But yeah. That whole outside thing. It can be a little scary. A little pointy. A little hurty. Thorns and bugs and vengeful winds are out there waiting for some hapless chap out enjoying a pasture of grazing sheep to pelt him with stinging hail, poison ivy and those black flies that bite you relentlessly. And the sun, the unforgiving sun. It beams down on you all like "Shoulda wore a hat, sucker."
Despite all of this, camping is still a thing. People voluntarily venture out into the open where all manner of toothy things await them, where the sky can open up and dump the plagues. But, in true human spirit, you musn't let outdoor dangers dissuade you from adventure.
Camping is rewarding, because once again, the bunnies and streams and non-attacking bears are out there to make your existence fulfilling. The tether between man and nature must never be too long; communing with the elements is good for the soul. There's a sense of accomplishment in surviving on your own, out in the open, with only the finest camping stuff you can buy - and your remote wifi hotspot.
Upon learning that my dad had this tent that my mom swore they threw out years ago, I decided to try camping. Pricing vacation options, I saw that you could camp mere yards from the actual ocean for, like, $25 a day. Deal! Sign me up!
And bonus: you are camping on an island with WILD PONIES. Yes, as you awake to the soothing roar of the Atlantic Ocean outside your tent, you can have breakfast with a cute pony. Apparently, they have been roaming wild for years, not growing much bigger than pony size, and no one knows how they got there. So, a trip to a island of Mystery Ponies for less than the cost of one month of cable? Sold! I'd never camped before, but it can't be that hard!
But then Google Maps decides to take you on a detour down a road through a pitch-black forest that was probably last used by a bear instead of a car. Then you find out that regular old tent stakes don't work in the sand. Then you decide to spend 30 minutes in the sun without sunblock (that giant sunhat from Target? Useless against its death rays!) Then you find out they don't have Speedway in Maryland (your Speedway gas card? Also useless!) And ponies? They don't leave piles of rainbows on the ground, that's for sure.

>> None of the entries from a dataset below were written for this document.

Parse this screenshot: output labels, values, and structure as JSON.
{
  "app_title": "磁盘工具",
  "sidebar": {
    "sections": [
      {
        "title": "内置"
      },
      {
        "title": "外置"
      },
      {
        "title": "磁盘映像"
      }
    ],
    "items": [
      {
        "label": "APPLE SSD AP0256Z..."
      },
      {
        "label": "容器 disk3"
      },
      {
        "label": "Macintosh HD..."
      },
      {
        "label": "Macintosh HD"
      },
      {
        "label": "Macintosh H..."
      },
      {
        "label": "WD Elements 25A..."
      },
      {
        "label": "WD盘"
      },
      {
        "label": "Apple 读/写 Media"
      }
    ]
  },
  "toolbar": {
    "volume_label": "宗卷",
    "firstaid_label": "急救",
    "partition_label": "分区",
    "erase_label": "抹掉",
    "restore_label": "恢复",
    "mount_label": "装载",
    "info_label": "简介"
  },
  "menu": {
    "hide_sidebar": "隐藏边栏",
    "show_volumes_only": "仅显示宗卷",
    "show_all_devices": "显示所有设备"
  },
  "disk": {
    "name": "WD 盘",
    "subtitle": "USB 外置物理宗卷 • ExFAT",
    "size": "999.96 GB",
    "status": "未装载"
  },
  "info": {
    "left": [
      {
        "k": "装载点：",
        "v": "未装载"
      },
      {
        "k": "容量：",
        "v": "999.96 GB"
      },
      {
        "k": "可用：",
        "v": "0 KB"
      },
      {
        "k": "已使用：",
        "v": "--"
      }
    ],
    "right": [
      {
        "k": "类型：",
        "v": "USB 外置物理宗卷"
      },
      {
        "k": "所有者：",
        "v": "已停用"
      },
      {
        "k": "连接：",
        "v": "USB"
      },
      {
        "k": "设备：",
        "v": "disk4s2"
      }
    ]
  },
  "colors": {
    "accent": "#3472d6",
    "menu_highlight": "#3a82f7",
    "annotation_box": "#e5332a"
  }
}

Despite those hiccups, camping was actually pretty enjoyable. The salty sea air in the morning, hearing the crackle of a fire as it glows to life, watching heat lightning strobe through the roof of the tent, seeing wild ponies drink from a stream, the feeling when you set up or take down your campsite better and better each time.

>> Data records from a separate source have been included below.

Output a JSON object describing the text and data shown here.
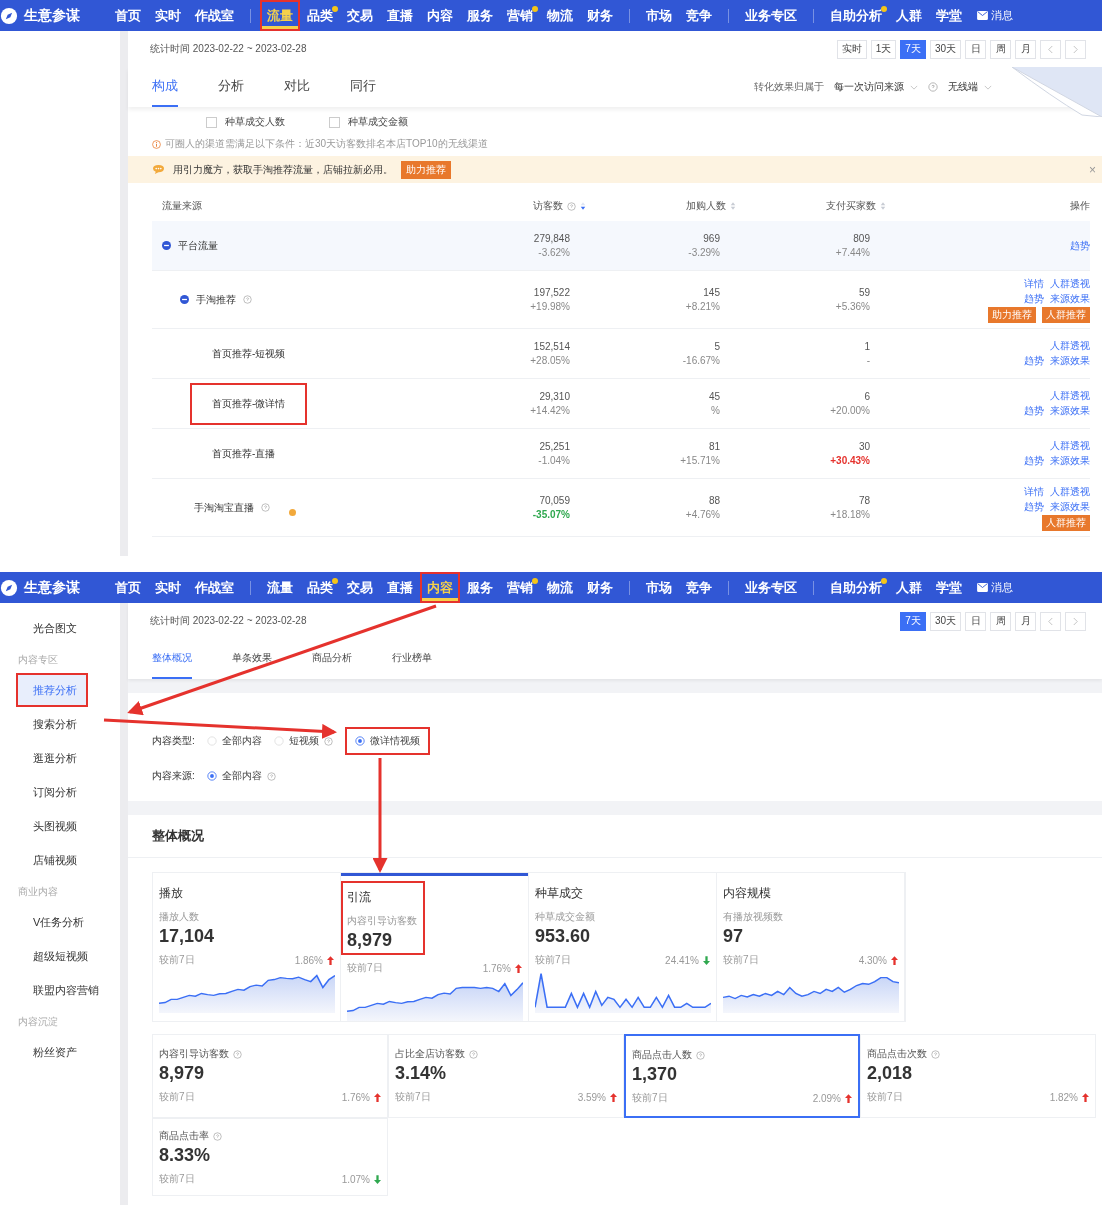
{
  "traffic_screen": {
    "nav": {
      "logo": "生意参谋",
      "message": "消息",
      "items": [
        {
          "label": "首页",
          "selected": false
        },
        {
          "label": "实时",
          "selected": false
        },
        {
          "label": "作战室",
          "selected": false
        },
        {
          "label": "流量",
          "selected": true,
          "divider_before": true,
          "annotated": true
        },
        {
          "label": "品类",
          "selected": false,
          "dot": true
        },
        {
          "label": "交易",
          "selected": false
        },
        {
          "label": "直播",
          "selected": false
        },
        {
          "label": "内容",
          "selected": false
        },
        {
          "label": "服务",
          "selected": false
        },
        {
          "label": "营销",
          "selected": false,
          "dot": true
        },
        {
          "label": "物流",
          "selected": false
        },
        {
          "label": "财务",
          "selected": false
        },
        {
          "label": "市场",
          "selected": false,
          "divider_before": true
        },
        {
          "label": "竞争",
          "selected": false
        },
        {
          "label": "业务专区",
          "selected": false,
          "divider_before": true
        },
        {
          "label": "自助分析",
          "selected": false,
          "divider_before": true,
          "dot": true
        },
        {
          "label": "人群",
          "selected": false
        },
        {
          "label": "学堂",
          "selected": false
        }
      ]
    },
    "date_range": "统计时间 2023-02-22 ~ 2023-02-28",
    "period_buttons": [
      {
        "kind": "label",
        "label": "实时",
        "selected": false
      },
      {
        "kind": "label",
        "label": "1天",
        "selected": false
      },
      {
        "kind": "label",
        "label": "7天",
        "selected": true
      },
      {
        "kind": "label",
        "label": "30天",
        "selected": false
      },
      {
        "kind": "label",
        "label": "日",
        "selected": false
      },
      {
        "kind": "label",
        "label": "周",
        "selected": false
      },
      {
        "kind": "label",
        "label": "月",
        "selected": false
      },
      {
        "kind": "prev",
        "selected": false
      },
      {
        "kind": "next",
        "selected": false
      }
    ],
    "tabs": [
      {
        "label": "构成",
        "selected": true
      },
      {
        "label": "分析",
        "selected": false
      },
      {
        "label": "对比",
        "selected": false
      },
      {
        "label": "同行",
        "selected": false
      }
    ],
    "attribution": {
      "label": "转化效果归属于",
      "value": "每一次访问来源",
      "device": "无线端"
    },
    "metric_checkboxes": [
      {
        "label": "种草成交人数",
        "checked": false
      },
      {
        "label": "种草成交金额",
        "checked": false
      }
    ],
    "notice": "可圈人的渠道需满足以下条件：近30天访客数排名本店TOP10的无线渠道",
    "banner": {
      "text": "用引力魔方，获取手淘推荐流量，店铺拉新必用。",
      "button": "助力推荐",
      "close": "×"
    },
    "table": {
      "columns": [
        {
          "label": "流量来源"
        },
        {
          "label": "访客数",
          "sortable": true,
          "sorted": true,
          "help": true
        },
        {
          "label": "加购人数",
          "sortable": true,
          "sorted": false
        },
        {
          "label": "支付买家数",
          "sortable": true,
          "sorted": false
        },
        {
          "label": "操作"
        }
      ],
      "rows": [
        {
          "source": "平台流量",
          "expanded": true,
          "highlighted": true,
          "visitors": {
            "value": "279,848",
            "change": "-3.62%"
          },
          "add_cart": {
            "value": "969",
            "change": "-3.29%"
          },
          "buyers": {
            "value": "809",
            "change": "+7.44%"
          },
          "actions": [
            [
              {
                "text": "趋势",
                "kind": "link"
              }
            ]
          ],
          "children": [
            {
              "source": "手淘推荐",
              "help": true,
              "expanded": true,
              "visitors": {
                "value": "197,522",
                "change": "+19.98%"
              },
              "add_cart": {
                "value": "145",
                "change": "+8.21%"
              },
              "buyers": {
                "value": "59",
                "change": "+5.36%"
              },
              "actions": [
                [
                  {
                    "text": "详情",
                    "kind": "link"
                  },
                  {
                    "text": "人群透视",
                    "kind": "link"
                  }
                ],
                [
                  {
                    "text": "趋势",
                    "kind": "link"
                  },
                  {
                    "text": "来源效果",
                    "kind": "link"
                  }
                ],
                [
                  {
                    "text": "助力推荐",
                    "kind": "badge"
                  },
                  {
                    "text": "人群推荐",
                    "kind": "badge"
                  }
                ]
              ],
              "children": [
                {
                  "source": "首页推荐-短视频",
                  "visitors": {
                    "value": "152,514",
                    "change": "+28.05%"
                  },
                  "add_cart": {
                    "value": "5",
                    "change": "-16.67%"
                  },
                  "buyers": {
                    "value": "1",
                    "change": "-"
                  },
                  "actions": [
                    [
                      {
                        "text": "人群透视",
                        "kind": "link"
                      }
                    ],
                    [
                      {
                        "text": "趋势",
                        "kind": "link"
                      },
                      {
                        "text": "来源效果",
                        "kind": "link"
                      }
                    ]
                  ]
                },
                {
                  "source": "首页推荐-微详情",
                  "annotated": true,
                  "visitors": {
                    "value": "29,310",
                    "change": "+14.42%"
                  },
                  "add_cart": {
                    "value": "45",
                    "change": "%"
                  },
                  "buyers": {
                    "value": "6",
                    "change": "+20.00%"
                  },
                  "actions": [
                    [
                      {
                        "text": "人群透视",
                        "kind": "link"
                      }
                    ],
                    [
                      {
                        "text": "趋势",
                        "kind": "link"
                      },
                      {
                        "text": "来源效果",
                        "kind": "link"
                      }
                    ]
                  ]
                },
                {
                  "source": "首页推荐-直播",
                  "visitors": {
                    "value": "25,251",
                    "change": "-1.04%"
                  },
                  "add_cart": {
                    "value": "81",
                    "change": "+15.71%"
                  },
                  "buyers": {
                    "value": "30",
                    "change": "+30.43%",
                    "color": "#e5322d"
                  },
                  "actions": [
                    [
                      {
                        "text": "人群透视",
                        "kind": "link"
                      }
                    ],
                    [
                      {
                        "text": "趋势",
                        "kind": "link"
                      },
                      {
                        "text": "来源效果",
                        "kind": "link"
                      }
                    ]
                  ]
                }
              ]
            },
            {
              "source": "手淘淘宝直播",
              "help": true,
              "dot": true,
              "visitors": {
                "value": "70,059",
                "change": "-35.07%",
                "color": "#2fa84f"
              },
              "add_cart": {
                "value": "88",
                "change": "+4.76%"
              },
              "buyers": {
                "value": "78",
                "change": "+18.18%"
              },
              "actions": [
                [
                  {
                    "text": "详情",
                    "kind": "link"
                  },
                  {
                    "text": "人群透视",
                    "kind": "link"
                  }
                ],
                [
                  {
                    "text": "趋势",
                    "kind": "link"
                  },
                  {
                    "text": "来源效果",
                    "kind": "link"
                  }
                ],
                [
                  {
                    "text": "人群推荐",
                    "kind": "badge"
                  }
                ]
              ]
            }
          ]
        }
      ]
    }
  },
  "content_screen": {
    "nav": {
      "logo": "生意参谋",
      "message": "消息",
      "items": [
        {
          "label": "首页",
          "selected": false
        },
        {
          "label": "实时",
          "selected": false
        },
        {
          "label": "作战室",
          "selected": false
        },
        {
          "label": "流量",
          "selected": false,
          "divider_before": true
        },
        {
          "label": "品类",
          "selected": false,
          "dot": true
        },
        {
          "label": "交易",
          "selected": false
        },
        {
          "label": "直播",
          "selected": false
        },
        {
          "label": "内容",
          "selected": true,
          "annotated": true
        },
        {
          "label": "服务",
          "selected": false
        },
        {
          "label": "营销",
          "selected": false,
          "dot": true
        },
        {
          "label": "物流",
          "selected": false
        },
        {
          "label": "财务",
          "selected": false
        },
        {
          "label": "市场",
          "selected": false,
          "divider_before": true
        },
        {
          "label": "竞争",
          "selected": false
        },
        {
          "label": "业务专区",
          "selected": false,
          "divider_before": true
        },
        {
          "label": "自助分析",
          "selected": false,
          "divider_before": true,
          "dot": true
        },
        {
          "label": "人群",
          "selected": false
        },
        {
          "label": "学堂",
          "selected": false
        }
      ]
    },
    "sidebar": [
      {
        "kind": "item",
        "label": "光合图文",
        "selected": false
      },
      {
        "kind": "section",
        "label": "内容专区"
      },
      {
        "kind": "item",
        "label": "推荐分析",
        "selected": true,
        "annotated": true
      },
      {
        "kind": "item",
        "label": "搜索分析",
        "selected": false
      },
      {
        "kind": "item",
        "label": "逛逛分析",
        "selected": false
      },
      {
        "kind": "item",
        "label": "订阅分析",
        "selected": false
      },
      {
        "kind": "item",
        "label": "头图视频",
        "selected": false
      },
      {
        "kind": "item",
        "label": "店铺视频",
        "selected": false
      },
      {
        "kind": "section",
        "label": "商业内容"
      },
      {
        "kind": "item",
        "label": "V任务分析",
        "selected": false
      },
      {
        "kind": "item",
        "label": "超级短视频",
        "selected": false
      },
      {
        "kind": "item",
        "label": "联盟内容营销",
        "selected": false
      },
      {
        "kind": "section",
        "label": "内容沉淀"
      },
      {
        "kind": "item",
        "label": "粉丝资产",
        "selected": false
      }
    ],
    "date_range": "统计时间 2023-02-22 ~ 2023-02-28",
    "period_buttons": [
      {
        "kind": "label",
        "label": "7天",
        "selected": true
      },
      {
        "kind": "label",
        "label": "30天",
        "selected": false
      },
      {
        "kind": "label",
        "label": "日",
        "selected": false
      },
      {
        "kind": "label",
        "label": "周",
        "selected": false
      },
      {
        "kind": "label",
        "label": "月",
        "selected": false
      },
      {
        "kind": "prev",
        "selected": false
      },
      {
        "kind": "next",
        "selected": false
      }
    ],
    "tabs": [
      {
        "label": "整体概况",
        "selected": true
      },
      {
        "label": "单条效果",
        "selected": false
      },
      {
        "label": "商品分析",
        "selected": false
      },
      {
        "label": "行业榜单",
        "selected": false
      }
    ],
    "filters": [
      {
        "label": "内容类型:",
        "options": [
          {
            "label": "全部内容",
            "selected": false
          },
          {
            "label": "短视频",
            "help": true,
            "selected": false
          },
          {
            "label": "微详情视频",
            "selected": true,
            "annotated": true
          }
        ]
      },
      {
        "label": "内容来源:",
        "options": [
          {
            "label": "全部内容",
            "help": true,
            "selected": true
          }
        ]
      }
    ],
    "overview": {
      "title": "整体概况",
      "cards": [
        {
          "title": "播放",
          "metric": "播放人数",
          "value": "17,104",
          "compare": "较前7日",
          "change": "1.86%",
          "up": true,
          "selected": false
        },
        {
          "title": "引流",
          "metric": "内容引导访客数",
          "value": "8,979",
          "compare": "较前7日",
          "change": "1.76%",
          "up": true,
          "selected": true,
          "annotated": true
        },
        {
          "title": "种草成交",
          "metric": "种草成交金额",
          "value": "953.60",
          "compare": "较前7日",
          "change": "24.41%",
          "up": false,
          "selected": false
        },
        {
          "title": "内容规模",
          "metric": "有播放视频数",
          "value": "97",
          "compare": "较前7日",
          "change": "4.30%",
          "up": true,
          "selected": false
        }
      ],
      "details": [
        {
          "label": "内容引导访客数",
          "value": "8,979",
          "compare": "较前7日",
          "change": "1.76%",
          "up": true,
          "selected": false
        },
        {
          "label": "占比全店访客数",
          "value": "3.14%",
          "compare": "较前7日",
          "change": "3.59%",
          "up": true,
          "selected": false
        },
        {
          "label": "商品点击人数",
          "value": "1,370",
          "compare": "较前7日",
          "change": "2.09%",
          "up": true,
          "selected": true
        },
        {
          "label": "商品点击次数",
          "value": "2,018",
          "compare": "较前7日",
          "change": "1.82%",
          "up": true,
          "selected": false
        },
        {
          "label": "商品点击率",
          "value": "8.33%",
          "compare": "较前7日",
          "change": "1.07%",
          "up": false,
          "selected": false
        }
      ]
    }
  }
}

If you've read the memoir "Wild," about a woman who decides to hike the Pacific Crest Trail, you know you can't predict nature, or what level of shoes you are going to need to trek through said nature. Underestimating nature is foolhardy. Thinking you can do without the trappings of food, shelter and modern goods is even more foolish. Once you think man can tame nature, can live in the wild like he's a regular old bear or something, that's when it comes up and stings you in the foot.
A friend of mine / longtime camper said that a lot of the skill of camping comes with trial and error. Lots of error. But appreciation and respect for the elements you are intruding on is vital. I learned a little about the primitive life, and I will hopefully do better next time. Maybe I'll camp in good old Mill Creek Park. For practice.
For now, I will continue to peel and molt my sunburned skin. Does Pony Island have radioactive flies? Because I'm turning into Jeff Goldblum over here.
Do you like camping? Give me some advice at firstname.lastname@example.org.